NASHVILLE, Tenn. (WSMV) – Wedgewood-Houston community members are coming together in opposition of a proposal to redevelop the Nashville Fairgrounds Speedway.
Neighbors said they already deal with noise issues from local and regional races at the track, and traffic issues from soccer games at Geodis Park. They’re concerned the addition of NASCAR races and concerts at a renovated speedway would only make the problems worse.
“Most of us just love the area,” long-time resident Heidi Basgall Favorite said. “We love how quiet it is, believe it or not, and how convenient it is to everything else.
“We are very concerned about the expansion proposal, which would be a dramatic change for the area.”
Basgall Favorite said the track could produce decibel levels near 120 with unmuffled NASCAR races. She can already hear sounds from the racetrack with the current muffler restriction.
Basgall Favorite is leading the effort against the proposed Bristol Motor Speedway redevelopment at the historic racetrack by forming a group called Neighbors Opposing Track Expansion. She said more than 100 people who live near the speedway are now involved in the effort due to concerns over infrastructure, sound and cost of the project.
“What they are proposing will blow all of this out of the water and that should concern everybody, not just us,” Basgall Favorite said.
Bristol Motor Speedway has hired Norm Partin to help them with the proposal effort to take over the Fairgrounds Speedway beginning in 2024. He grew up in Wedgewood-Houston and said race fans want to see NASCAR return to the short track for the first time in 40 years.
Before major events can be held at the site, Partin said a lot of work and investment must be made at the speedway. The proposal includes building a new 30,000-person grandstand, redesigning the track to make it safer drivers and creating a fan-village style concourse.
Partin said Bristol also plans to spend millions of dollars to build a sound wall at one of the corners to block sound from entering the nearby neighborhoods.
There will still only be 10 race weekends at the speedway each year, Partin said, but that will include one or two new NASCAR events. The local and regional events will still require mufflers on all cars.
“It means heads in beds in hotel rooms,” Partin said about the impact of the proposal. “They are going to bring tons of people here once or twice per year that benefits the city. Plus, there are going to be other events (such as concerts) here that will sell tickets and do things that are not motorsports.”
The new track would also allow the Fairgrounds Speedway to host driver academies and other events that Partin said neighbors would likely not even notice but will help boost the economy.
“It is important that we come together and thing about ways that this proposal is good for the neighborhood, good for the city, good for the fans,” neighbor Kyle Frohock said.
Frohock said his family understood what it meant to live near a speedway when they moved to the area 15 years ago, including not being able to hear each other having conversation on their back porch when a race is happening.

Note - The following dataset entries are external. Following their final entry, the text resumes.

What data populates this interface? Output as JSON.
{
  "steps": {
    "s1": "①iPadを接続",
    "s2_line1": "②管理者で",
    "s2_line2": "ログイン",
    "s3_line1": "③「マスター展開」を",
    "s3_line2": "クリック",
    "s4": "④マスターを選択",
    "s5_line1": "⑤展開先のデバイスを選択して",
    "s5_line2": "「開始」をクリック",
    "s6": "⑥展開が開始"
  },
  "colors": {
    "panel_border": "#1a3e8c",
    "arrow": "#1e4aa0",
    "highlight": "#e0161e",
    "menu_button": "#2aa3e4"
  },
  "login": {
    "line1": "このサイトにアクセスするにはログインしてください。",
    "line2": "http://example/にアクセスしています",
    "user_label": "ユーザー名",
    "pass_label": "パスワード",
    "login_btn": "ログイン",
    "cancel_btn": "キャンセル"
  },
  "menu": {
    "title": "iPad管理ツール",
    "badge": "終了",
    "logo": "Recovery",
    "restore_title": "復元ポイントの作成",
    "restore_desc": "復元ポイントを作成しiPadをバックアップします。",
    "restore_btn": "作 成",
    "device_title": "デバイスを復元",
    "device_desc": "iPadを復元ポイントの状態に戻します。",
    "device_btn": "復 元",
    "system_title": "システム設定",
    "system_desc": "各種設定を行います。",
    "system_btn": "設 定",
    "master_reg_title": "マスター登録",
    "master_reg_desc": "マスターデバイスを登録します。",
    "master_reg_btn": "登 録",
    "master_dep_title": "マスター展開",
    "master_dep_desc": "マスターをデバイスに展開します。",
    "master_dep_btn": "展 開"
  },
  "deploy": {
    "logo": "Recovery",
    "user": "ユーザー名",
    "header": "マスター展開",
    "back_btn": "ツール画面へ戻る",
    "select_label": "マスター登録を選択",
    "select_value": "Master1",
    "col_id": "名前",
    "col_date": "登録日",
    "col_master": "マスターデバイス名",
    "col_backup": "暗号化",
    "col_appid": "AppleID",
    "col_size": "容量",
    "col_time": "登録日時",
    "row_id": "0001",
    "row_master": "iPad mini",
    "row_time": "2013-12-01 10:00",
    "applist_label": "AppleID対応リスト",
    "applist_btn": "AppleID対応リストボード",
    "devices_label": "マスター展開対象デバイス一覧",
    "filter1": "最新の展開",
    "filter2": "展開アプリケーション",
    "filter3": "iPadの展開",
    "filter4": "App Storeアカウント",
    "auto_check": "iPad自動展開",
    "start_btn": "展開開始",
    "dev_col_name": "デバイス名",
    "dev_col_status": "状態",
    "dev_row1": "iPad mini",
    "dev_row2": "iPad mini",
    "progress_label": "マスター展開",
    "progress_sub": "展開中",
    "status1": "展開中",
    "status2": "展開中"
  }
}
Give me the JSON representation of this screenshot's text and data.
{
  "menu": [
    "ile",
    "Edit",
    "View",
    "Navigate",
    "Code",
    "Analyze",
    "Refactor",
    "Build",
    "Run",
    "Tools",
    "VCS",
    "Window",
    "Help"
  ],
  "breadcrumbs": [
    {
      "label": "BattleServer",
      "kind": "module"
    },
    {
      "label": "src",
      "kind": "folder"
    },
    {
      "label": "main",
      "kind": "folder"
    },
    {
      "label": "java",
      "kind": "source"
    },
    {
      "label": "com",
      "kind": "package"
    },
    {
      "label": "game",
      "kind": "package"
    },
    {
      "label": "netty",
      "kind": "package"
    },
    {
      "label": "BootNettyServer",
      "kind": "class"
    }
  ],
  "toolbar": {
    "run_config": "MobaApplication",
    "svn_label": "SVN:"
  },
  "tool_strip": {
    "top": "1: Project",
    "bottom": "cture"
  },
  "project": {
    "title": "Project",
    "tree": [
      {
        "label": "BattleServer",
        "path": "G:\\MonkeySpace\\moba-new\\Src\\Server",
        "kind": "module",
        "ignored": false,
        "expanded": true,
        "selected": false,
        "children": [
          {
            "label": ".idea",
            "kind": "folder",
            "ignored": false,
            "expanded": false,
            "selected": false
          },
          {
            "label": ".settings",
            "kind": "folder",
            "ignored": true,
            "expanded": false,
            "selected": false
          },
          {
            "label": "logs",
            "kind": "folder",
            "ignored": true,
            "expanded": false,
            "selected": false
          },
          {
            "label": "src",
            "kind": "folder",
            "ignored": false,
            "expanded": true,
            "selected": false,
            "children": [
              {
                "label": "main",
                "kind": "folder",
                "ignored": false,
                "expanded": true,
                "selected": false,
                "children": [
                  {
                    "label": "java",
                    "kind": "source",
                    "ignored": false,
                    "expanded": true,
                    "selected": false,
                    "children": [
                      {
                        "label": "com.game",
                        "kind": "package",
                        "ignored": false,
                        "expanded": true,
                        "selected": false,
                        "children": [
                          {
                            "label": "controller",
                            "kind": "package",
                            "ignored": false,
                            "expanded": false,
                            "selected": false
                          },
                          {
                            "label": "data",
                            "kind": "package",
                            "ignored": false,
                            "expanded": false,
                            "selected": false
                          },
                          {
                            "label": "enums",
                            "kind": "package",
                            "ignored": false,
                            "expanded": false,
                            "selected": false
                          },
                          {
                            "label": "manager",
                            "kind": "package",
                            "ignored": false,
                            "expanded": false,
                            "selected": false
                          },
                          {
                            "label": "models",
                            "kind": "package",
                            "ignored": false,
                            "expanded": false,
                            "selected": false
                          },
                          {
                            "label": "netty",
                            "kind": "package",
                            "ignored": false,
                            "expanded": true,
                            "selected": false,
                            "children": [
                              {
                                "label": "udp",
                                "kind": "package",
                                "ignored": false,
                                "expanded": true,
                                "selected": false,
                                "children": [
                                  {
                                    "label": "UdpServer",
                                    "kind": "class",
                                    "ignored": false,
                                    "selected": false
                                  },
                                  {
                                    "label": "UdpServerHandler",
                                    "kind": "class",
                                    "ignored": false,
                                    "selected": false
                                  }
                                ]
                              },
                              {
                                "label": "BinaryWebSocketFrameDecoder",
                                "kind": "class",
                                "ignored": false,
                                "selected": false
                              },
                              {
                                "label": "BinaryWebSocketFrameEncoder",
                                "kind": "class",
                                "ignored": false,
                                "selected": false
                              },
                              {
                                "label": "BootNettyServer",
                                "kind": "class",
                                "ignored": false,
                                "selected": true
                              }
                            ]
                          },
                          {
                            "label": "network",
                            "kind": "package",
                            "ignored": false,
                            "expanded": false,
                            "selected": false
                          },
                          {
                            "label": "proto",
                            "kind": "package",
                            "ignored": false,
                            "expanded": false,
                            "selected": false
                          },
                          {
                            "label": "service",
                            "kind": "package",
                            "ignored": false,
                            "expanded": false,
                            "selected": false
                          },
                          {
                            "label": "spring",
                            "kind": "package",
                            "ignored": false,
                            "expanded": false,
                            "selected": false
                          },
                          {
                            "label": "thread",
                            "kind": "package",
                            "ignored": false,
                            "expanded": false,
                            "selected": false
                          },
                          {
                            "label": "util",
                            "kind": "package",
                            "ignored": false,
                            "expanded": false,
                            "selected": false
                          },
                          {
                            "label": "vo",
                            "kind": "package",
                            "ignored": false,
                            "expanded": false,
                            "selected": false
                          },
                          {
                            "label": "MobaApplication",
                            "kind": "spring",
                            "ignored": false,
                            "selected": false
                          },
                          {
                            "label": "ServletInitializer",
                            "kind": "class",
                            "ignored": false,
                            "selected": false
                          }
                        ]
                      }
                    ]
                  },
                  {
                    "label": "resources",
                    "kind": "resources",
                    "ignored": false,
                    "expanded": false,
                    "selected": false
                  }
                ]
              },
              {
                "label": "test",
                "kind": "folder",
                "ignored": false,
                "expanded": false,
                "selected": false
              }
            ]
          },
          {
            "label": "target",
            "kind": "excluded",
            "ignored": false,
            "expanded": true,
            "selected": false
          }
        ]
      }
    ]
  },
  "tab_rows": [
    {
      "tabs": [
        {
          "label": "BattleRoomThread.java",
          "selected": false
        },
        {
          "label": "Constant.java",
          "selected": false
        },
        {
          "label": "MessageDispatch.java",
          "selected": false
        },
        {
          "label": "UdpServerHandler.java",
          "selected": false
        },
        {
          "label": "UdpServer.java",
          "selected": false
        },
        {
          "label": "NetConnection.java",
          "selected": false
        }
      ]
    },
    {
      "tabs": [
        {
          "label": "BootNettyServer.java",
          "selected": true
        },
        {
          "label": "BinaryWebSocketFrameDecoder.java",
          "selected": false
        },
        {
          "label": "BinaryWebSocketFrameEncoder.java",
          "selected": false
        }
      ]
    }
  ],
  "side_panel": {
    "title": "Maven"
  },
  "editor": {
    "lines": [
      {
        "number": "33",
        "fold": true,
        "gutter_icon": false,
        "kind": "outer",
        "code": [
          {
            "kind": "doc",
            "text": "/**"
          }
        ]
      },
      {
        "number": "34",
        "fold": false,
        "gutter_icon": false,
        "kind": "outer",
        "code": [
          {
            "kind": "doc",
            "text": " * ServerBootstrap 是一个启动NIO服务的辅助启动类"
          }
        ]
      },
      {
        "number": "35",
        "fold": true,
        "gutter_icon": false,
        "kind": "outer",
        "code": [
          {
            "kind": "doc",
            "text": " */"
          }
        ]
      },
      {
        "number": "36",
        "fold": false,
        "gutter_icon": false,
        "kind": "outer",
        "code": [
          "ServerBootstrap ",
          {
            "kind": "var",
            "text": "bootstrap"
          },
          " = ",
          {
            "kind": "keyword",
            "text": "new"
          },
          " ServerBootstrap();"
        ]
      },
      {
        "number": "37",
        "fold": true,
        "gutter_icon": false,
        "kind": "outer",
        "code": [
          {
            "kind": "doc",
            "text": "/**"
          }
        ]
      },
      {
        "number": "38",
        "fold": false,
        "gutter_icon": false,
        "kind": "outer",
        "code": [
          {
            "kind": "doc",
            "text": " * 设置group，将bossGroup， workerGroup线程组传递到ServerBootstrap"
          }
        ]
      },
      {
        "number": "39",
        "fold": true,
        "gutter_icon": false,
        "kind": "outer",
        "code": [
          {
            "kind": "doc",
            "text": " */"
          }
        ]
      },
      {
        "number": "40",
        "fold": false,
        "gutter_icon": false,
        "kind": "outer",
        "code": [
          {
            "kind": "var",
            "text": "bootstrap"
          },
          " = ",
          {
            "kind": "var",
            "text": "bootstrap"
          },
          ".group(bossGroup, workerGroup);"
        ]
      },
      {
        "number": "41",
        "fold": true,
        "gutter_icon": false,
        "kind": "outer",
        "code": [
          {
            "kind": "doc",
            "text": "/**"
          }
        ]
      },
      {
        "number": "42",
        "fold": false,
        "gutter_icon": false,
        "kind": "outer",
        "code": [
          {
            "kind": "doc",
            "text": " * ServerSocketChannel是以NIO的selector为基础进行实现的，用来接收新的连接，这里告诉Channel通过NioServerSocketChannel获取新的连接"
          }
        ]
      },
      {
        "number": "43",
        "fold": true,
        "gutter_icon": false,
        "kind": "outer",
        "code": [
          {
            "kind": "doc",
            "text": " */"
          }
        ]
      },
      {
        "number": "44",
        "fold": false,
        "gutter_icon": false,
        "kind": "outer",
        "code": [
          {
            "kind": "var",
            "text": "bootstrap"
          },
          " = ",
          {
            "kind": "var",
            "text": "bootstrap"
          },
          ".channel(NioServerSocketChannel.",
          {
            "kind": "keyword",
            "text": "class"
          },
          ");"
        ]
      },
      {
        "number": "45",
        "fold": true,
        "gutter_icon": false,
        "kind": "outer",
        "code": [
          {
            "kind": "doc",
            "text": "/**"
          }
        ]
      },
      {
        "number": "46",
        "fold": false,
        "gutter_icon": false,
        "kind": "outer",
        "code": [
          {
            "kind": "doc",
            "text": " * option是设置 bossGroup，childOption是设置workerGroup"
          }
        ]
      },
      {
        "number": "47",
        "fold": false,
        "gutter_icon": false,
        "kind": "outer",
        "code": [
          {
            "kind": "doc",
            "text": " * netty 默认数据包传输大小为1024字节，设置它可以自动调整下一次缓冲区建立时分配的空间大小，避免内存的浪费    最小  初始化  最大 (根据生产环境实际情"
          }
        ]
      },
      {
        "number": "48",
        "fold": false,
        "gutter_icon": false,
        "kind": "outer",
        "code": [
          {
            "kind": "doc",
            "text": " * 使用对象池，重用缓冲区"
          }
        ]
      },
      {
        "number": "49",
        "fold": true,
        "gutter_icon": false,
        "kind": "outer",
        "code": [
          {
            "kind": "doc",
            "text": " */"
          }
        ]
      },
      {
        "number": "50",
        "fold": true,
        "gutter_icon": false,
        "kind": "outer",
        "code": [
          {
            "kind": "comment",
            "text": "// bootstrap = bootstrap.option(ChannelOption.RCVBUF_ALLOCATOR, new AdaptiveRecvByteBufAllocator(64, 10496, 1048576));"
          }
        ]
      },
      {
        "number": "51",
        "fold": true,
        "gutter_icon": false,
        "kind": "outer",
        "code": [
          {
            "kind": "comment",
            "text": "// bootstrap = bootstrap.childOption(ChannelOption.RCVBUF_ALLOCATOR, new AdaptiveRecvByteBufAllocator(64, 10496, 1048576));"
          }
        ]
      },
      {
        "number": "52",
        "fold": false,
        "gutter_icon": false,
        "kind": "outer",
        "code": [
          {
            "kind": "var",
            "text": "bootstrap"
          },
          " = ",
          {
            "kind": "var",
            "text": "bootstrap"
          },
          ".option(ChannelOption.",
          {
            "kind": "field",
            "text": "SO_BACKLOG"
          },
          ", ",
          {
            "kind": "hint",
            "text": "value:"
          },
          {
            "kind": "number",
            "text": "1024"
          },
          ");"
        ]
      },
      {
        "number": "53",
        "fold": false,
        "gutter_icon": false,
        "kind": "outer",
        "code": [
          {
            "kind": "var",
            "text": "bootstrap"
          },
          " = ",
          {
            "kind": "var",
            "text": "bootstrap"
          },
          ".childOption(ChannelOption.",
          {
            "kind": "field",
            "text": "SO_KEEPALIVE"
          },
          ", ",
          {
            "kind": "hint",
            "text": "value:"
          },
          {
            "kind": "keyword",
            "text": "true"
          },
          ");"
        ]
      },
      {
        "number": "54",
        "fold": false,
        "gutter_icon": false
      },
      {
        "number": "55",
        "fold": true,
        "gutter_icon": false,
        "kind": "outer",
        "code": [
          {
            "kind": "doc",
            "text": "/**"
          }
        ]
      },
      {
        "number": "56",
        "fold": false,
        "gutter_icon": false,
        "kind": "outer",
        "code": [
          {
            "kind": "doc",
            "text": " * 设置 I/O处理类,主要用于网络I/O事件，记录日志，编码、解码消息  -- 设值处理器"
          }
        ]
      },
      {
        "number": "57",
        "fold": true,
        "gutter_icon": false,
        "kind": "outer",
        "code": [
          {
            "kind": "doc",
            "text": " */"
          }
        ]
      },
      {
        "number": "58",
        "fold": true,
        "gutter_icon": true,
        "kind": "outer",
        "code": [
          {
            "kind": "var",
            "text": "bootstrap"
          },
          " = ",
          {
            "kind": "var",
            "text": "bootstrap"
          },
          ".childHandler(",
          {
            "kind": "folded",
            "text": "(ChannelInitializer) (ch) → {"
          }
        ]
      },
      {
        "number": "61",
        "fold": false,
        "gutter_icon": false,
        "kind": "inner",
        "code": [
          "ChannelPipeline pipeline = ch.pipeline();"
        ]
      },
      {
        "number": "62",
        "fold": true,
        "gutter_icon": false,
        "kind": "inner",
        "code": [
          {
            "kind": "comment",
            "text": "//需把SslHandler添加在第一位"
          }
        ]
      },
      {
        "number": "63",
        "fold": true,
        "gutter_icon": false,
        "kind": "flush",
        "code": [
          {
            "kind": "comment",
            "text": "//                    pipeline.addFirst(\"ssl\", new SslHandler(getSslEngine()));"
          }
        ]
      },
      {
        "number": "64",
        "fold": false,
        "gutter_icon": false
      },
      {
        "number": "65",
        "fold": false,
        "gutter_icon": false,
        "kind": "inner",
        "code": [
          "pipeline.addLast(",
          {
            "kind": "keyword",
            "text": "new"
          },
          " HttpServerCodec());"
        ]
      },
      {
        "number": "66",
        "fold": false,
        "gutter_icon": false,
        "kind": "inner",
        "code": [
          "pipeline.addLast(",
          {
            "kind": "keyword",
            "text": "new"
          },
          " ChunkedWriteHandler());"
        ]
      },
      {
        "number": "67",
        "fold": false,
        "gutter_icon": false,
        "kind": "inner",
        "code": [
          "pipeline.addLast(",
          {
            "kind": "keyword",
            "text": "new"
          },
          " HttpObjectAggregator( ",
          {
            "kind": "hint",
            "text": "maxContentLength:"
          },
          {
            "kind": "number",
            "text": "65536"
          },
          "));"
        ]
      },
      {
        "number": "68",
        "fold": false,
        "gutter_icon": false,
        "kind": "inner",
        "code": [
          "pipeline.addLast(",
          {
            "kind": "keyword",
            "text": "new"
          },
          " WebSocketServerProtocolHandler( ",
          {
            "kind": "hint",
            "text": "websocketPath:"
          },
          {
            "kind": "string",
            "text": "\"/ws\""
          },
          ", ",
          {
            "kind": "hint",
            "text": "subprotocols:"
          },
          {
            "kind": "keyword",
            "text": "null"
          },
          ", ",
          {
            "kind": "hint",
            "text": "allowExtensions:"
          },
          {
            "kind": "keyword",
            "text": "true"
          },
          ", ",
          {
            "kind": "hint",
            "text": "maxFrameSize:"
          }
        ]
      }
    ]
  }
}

However, they do not want even louder cars coming to the area.
“Those people come in for a moment to experience something,” Frohock said about race fans. “We live here all the time. It is part of our lived experience as a neighborhood.”
Frohock said he would like to see Bristol Motor Speedway sign a community agreement with different neighborhood groups before a final proposal is brought up by Metro Council, similar to the one Nashville SC released before beginning construction. He said that’s helped the soccer team have an overall impact positive impact on the area.
A public meeting was held Thursday night for people to learn more about the proposal and voice their opinions. Comments will also be accepted by emails to the Fair Commission and Metro Council members leading up to the next meeting on Jan. 5, 2023.